“11. While exercising power under Section 438 of the Code, the Court is dutybound to strike a balance between the individual’s right to personal freedom and the right of investigation of the police. For the same, while granting relief under Section 438(1), appropriate conditions can be imposed under Section 438(2) so as to ensure an uninterrupted investigation. The object of putting such conditions should be to avoid the possibility of the person hampering the investigation. Thus, any condition, which has no reference to the fairness or propriety of the investigation or trial, cannot be countenanced as permissible under the law. So, the discretion of the Court while imposing conditions must be exercised with utmost restraint.
12. The law presumes an accused to be innocent till his guilt is proved. As a presumably innocent person, he is entitled to all the fundamental rights including the right to liberty guaranteed under Article 21 of the Constitution.
13. We also clarify that while granting anticipatory bail, the Courts are expected to consider and keep in mind the nature and gravity of accusation, antecedents of the applicant, namely, about his previous involvement in such offence and the possibility of the applicant to flee from justice. It is also the duty of the Court to ascertain whether accusation has been made with the object of injuring or humiliating him by having him so arrested. It is needless to mention that the Courts are duty bound to impose appropriate conditions as provided under subsection (2) of Section 438 of the Code.

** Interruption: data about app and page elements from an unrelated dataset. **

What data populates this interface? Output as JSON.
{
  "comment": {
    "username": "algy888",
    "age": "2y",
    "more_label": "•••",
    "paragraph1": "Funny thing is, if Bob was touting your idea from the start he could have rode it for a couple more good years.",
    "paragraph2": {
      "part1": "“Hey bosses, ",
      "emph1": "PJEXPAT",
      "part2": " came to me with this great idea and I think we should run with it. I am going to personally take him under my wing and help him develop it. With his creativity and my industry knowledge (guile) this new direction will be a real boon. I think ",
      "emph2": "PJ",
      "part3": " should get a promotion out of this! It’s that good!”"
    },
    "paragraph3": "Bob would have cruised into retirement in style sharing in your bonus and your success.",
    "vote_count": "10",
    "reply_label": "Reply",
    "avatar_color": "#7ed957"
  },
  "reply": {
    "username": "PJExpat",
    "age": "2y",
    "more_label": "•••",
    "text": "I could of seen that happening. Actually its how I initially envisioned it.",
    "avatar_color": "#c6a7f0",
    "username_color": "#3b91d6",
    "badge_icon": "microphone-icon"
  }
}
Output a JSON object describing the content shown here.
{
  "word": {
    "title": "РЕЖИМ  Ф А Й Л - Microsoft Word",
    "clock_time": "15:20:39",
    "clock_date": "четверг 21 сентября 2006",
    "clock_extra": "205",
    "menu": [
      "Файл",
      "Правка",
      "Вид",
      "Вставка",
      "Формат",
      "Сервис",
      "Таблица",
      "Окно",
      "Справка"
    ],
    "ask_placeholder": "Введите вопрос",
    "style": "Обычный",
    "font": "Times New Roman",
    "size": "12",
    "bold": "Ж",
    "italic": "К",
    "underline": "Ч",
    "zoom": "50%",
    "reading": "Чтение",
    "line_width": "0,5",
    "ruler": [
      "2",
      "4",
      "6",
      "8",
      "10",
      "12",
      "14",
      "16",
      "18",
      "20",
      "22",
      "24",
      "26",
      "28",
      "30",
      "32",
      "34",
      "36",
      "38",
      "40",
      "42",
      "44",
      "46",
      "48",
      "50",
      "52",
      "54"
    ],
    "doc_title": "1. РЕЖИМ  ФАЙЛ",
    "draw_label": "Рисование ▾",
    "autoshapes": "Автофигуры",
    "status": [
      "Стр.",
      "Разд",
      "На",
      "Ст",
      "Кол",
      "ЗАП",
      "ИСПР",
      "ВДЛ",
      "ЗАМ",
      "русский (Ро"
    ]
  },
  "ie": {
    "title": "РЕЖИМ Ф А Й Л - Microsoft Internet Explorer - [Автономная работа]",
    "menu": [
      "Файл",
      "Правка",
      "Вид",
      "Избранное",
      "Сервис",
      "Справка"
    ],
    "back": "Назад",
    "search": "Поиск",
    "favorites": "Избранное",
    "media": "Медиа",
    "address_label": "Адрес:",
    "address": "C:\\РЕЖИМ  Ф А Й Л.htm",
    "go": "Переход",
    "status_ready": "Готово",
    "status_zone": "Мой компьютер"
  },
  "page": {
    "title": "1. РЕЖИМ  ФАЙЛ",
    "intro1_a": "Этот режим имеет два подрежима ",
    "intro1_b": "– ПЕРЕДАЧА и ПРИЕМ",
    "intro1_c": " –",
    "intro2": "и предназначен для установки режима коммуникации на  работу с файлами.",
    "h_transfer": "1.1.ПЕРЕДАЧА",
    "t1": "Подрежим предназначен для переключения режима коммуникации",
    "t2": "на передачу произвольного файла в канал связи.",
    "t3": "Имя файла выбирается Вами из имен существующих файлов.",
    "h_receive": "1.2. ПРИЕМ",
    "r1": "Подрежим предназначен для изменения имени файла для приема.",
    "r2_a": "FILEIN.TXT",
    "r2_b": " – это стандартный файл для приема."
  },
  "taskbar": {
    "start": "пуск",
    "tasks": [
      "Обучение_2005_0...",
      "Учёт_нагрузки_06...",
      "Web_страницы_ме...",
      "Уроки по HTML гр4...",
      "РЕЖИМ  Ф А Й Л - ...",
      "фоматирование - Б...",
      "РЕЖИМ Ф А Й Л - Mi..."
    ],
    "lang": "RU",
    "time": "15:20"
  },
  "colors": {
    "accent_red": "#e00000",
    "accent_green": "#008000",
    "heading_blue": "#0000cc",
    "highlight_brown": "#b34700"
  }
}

14. Thus, in the case on hand, fixed deposit of Rs. 1,00,00,000/ for a period of six months in the name of the complainant and to keep the FDR with the investigating office Rs. r as a condition precedent for grant of anticipatory bail is evidently onerous and unreasonable. It must be remembered that the Court has not even come to the conclusion whether the allegations made are true or not which can only be ascertained after completion of trial. Certainly, in no words are we suggesting that the power to impose a condition of this nature is totally excluded, even in cases of cheating, electricity pilferage, whitecollar crimes or chit fund scams etc.
15. The words “any condition” used in the provision should not be regarded as conferring absolute power on a Court of law to impose any condition that it chooses to impose. Any condition has to be interpreted as a reasonable condition acceptable in the facts permissible in the circumstance and effective in the pragmatic sense and should not defeat the order of grant of bail. We are of the view that the present facts and circumstances of the case do not warrant such extreme condition to be imposed.”
15. It is quite vivid from the principle of law laid down by their Lordships of the Supreme Court in abovestated judgments (supra) that while granting bail condition imposed should be not be stringent and it should be reasonable, otherwise, it would amount to denial of bail and that further amount to denial and deprivation of personal liberty of the accused violating his constitutional right guaranteed under Article 21 of the Constitution of India.
16. Reverting to the facts of the present case in the light of principle of law laid down by the Supreme Court in the abovestated judgments (supra), it is quite vivid that in the instant case, though the accused has been admitted to the privilege of bail under Section 437 of the CrPC and he is only a small agriculturist, yet stringent and onerous condition of furnishing bank guarantee of ₹ 2,00,000/ was imposed by the trial Magistrate though that has partly been modified by the revisional Court from ₹ 2,00,000/ to ₹ 1,00,000/, but still condition of furnishing bank guarantee of ₹ 1,00,000/ is stringent and excessively onerous condition, which cannot be said to be reasonable condition for grant of bail in the light of aforesaid mandate of the Supreme Court noticed hereinabove.
17. Accordingly, the condition imposing bank guarantee of ₹ 1,00,000/ is hereby set aside and the accused will be released forthwith on bail on furnishing bail bond of ₹ 20,000/ to the satisfaction of the trial Court.
18. The petition under Section 482 of the CrPC is allowed to the extent indicated hereinabove.